In this week's Parsha, Parshat Vayishlach, Jacob returns to the holy land after 20 years of being away. He sends a message to his brother, Esau, in hopes that they will meet and reconcile. At first, this message is met with hostility from Esau. They eventually meet back up again, but have to part ways once more to return to their homes. Later in the Parsha, there is an account of Esau’s wives, children, and grandchildren. The Parsha concludes with the establishment of the Edomite kingdom and the list of the eight kings who ruled Edom, the land of Esau’s descendants. This cycle of estrangement between family or friends and subsequent separation is unfortunately all too familiar to us these days.
Today, the Coronavirus pandemic has put distance between us and those we care about. Friends that we have made at summer programs have been out of physical reach for months. Many of us are even unable to be near our families. Certainly, opportunities to create new in-person bonds with folks from all across the globe have been made impossible. This physical distance can often cause strain on personal relationships. It can be hard to stay in touch or on good terms with a friend or family member when you are so far apart. Just like Esau and Jacob, when distance is put between us and our brothers and sisters, we sometimes struggle with staying connected. In their case, distance caused a brotherly relationship to turn into a near-war. In ours, it means calling a BBYO friend once a month instead of seeing them once a day.
But both of our long-distance stories are far from over. When Jacob returned home to Esau, they embraced with love. After being apart for so long, at the end of the day what truly mattered was their brotherhood. It didn’t matter how long it had been since they had seen each other, they were still brothers and treated each other as such. As the pandemic continues, we see our BBYO brotherhood and sisterhood begin to strengthen again. Regions from all across the globe are finding meaning and connection with virtual and safe in-person programming. And just like Jacob and Esau, hopefully soon we will be able to meet in person as well and embrace with our fellow Alephs and BBGs.
NRE NoVA Council Sh’lichim, Haylee Feist and Ben Rosenthal
Read commentary on this week's Parsha from BBYO teens around the world.
All views expressed on content written for The Shofar represent the opinions and thoughts of the individual authors. The author biography represents the author at the time in which they were in BBYO.
Just as building the universe was G-d’s creation, building the Mishkan was man’s creation. The Mishkan represents G-d’s footing and connection with his followers and represents a way we can find G-d in our everyday lives.

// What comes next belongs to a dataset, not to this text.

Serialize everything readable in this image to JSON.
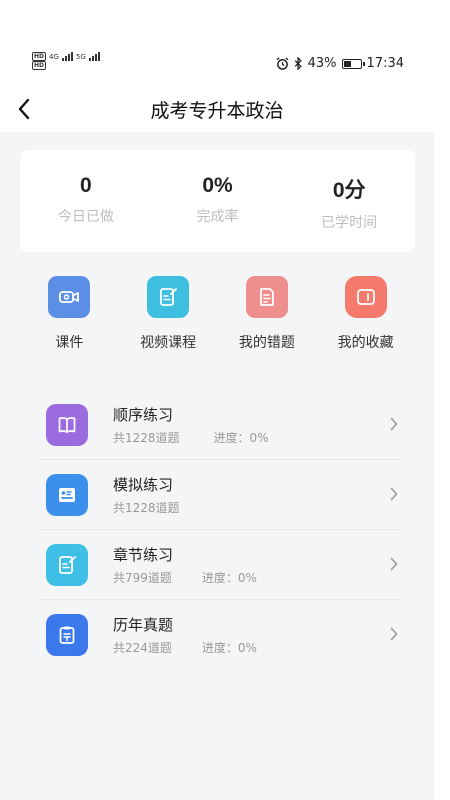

Read along to hear about 10 aspects to look forward to for Delta Region’s first in-person convention since 2019!
Get The Shofar blasted to your inboxSubscribe